◆ **What is required**: How many lines in the listing below hold the word "date"? Answer with the number only.

══ Supplied records ══

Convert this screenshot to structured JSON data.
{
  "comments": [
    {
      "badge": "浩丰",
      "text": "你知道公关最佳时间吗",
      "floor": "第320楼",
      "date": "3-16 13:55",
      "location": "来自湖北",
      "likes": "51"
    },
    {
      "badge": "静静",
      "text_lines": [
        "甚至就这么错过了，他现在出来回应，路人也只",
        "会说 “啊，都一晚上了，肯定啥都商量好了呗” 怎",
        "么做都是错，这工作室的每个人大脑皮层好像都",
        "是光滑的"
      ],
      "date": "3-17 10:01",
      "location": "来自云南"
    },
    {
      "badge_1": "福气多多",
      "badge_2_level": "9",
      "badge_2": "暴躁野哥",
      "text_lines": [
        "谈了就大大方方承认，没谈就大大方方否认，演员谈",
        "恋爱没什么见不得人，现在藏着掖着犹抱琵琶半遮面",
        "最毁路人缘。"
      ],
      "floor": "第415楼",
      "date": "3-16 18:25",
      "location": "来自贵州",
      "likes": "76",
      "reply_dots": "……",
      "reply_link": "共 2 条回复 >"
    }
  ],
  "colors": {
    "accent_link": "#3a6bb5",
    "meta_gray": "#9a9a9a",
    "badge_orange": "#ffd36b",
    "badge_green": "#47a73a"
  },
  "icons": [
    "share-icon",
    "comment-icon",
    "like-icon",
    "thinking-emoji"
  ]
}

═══

◆ **Result below**: 3